I’m not sure what comes to your mind when you hear “break time,” but the word harbors a treasure of memories for me. My father was—still is, actually—a brick mason, and my summers spent with him on construction sites bore a very distinct and welcome rhythm: at 10 am, we took a break. On extremely hot days, we took another at 3 pm. Both included watermelons and were always in addition to lunch. To this day, “break time” is one of my favorite phrases to hear, rivalling the best dactylic hexameter Homer ever composed. The lasting benefit for me, however, was an example of time set apart from work’s rigor. Taking a break after reaching exhaustion isn’t a sustainable practice.

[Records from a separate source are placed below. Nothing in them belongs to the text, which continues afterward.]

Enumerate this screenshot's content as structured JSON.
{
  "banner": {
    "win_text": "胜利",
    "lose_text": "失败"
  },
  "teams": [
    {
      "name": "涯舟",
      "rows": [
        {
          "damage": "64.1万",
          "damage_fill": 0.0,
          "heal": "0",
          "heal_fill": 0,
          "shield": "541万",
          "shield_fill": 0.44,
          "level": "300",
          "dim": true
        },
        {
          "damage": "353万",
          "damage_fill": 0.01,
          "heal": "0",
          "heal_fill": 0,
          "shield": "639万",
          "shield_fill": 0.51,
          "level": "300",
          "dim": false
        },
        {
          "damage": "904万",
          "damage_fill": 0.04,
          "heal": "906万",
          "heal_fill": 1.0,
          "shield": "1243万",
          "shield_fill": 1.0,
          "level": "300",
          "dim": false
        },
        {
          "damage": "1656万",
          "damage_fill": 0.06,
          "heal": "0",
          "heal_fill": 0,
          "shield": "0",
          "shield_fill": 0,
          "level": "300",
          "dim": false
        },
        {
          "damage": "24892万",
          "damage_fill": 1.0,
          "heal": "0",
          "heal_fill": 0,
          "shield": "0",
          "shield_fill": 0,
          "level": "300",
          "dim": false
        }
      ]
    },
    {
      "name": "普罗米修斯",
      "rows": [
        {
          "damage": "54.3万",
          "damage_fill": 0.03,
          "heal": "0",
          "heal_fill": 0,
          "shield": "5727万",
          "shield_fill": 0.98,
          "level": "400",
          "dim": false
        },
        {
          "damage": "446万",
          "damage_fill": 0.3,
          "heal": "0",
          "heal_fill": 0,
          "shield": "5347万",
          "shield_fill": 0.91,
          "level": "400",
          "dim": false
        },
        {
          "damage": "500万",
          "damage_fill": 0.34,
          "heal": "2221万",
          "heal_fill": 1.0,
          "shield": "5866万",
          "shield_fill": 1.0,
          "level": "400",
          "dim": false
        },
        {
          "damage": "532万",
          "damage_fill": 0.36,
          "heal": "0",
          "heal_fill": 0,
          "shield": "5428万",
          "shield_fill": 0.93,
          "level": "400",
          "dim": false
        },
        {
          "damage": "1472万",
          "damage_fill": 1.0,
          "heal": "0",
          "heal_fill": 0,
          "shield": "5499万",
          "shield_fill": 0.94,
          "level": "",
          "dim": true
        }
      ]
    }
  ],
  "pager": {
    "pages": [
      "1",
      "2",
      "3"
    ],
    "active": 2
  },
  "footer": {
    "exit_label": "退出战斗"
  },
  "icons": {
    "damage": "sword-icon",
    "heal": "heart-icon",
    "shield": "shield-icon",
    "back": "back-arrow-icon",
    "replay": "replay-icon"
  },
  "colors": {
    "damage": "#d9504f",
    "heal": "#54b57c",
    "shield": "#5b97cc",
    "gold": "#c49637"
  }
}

I am passing on to you an article from May 17, 2018 called “Better Work-Life Balance Tips for Teachers.” You can access the full article by clicking here. It’s a call to making practical changes to our work schedules that are flexible enough for every personality to apply, even if you’re an INFJ like myself. The list includes making friends, celebrating accomplishments, and using reflective writing. Here’s what the researchers wrote about “taking a break”:
The operative word in the phrase “lunch break” is “break.” Getting away from the classroom, even if it’s just for a few minutes, can help you be more creative. Taking a walk around the block has been shown to boost your productivity, and taking a walk in nature is even better. Being in nature is the most effective way to relax your brain and refresh your senses, so head to the nearest park if possible.
My favorite break happens during “lunch” at the Johnson Silcox Gynmasium. Four times a week, I make my way to the gym, store my stuff in the locker room, and run to the South Battery or use the fitness area. Physical exertion always makes me feel better. Call it a conditioned response from childhood or an endorphin buzz, but after a 30’ workout and a quick shower (the gym provide showers and towels), I’m ready to confront the rest of the day with renewed mental and physical energy.
There is a long tradition of self-care that’s at the heart of this issue. Plato is one of the earliest writers to flesh it out. Birthed in a democratic context as a conversation between Socrates and the notorious Alcibiades, “care of the self” (ἐπιμέλεσθαι ἑαυτοῦ) is essentially this: Alcibiades must care for himself before he can properly care for Athens as a civil servant. It’s a principle that aims to maximize one’s intellectual, spiritual, and physical capacities not as an end per se but as a means to greater engagement with and service to others.
When we consider the “break” within the self-care tradition, we can see that a well-chosen break has the ability to benefit our families because we are effectively caring for ourselves. If I work so fervently in the office or classroom that I am exhausted when I get home, how can I adequately engage with or serve my family, be it a pet, partner, or children? It’s imperative that we find meaningful “breaks” at work so that we can meaningfully participate at home.
For further reading, see the following:
- Plato’s Alcibiades I.
- Foucault, M. 2005. The Hermeneutics of the Subject. NY: Picador. Not for the faint of heart, this text is one of the best attempts to paint in broad strokes the “care of the self” within the ancient context. The book is comprised of Foucault’s lectures given in the Spring Semester of 1982 at the Collége de France and are among the final lectures he gave before his death in 1984.
- Hadot, P., 1995. Reflections on the Idea of the “Cultivation of the Self”. Philosophy as a Way of Life, 210, pp.261-70. A thoughtful response by Pierre Hadot to his friend and colleague Michel Foucault.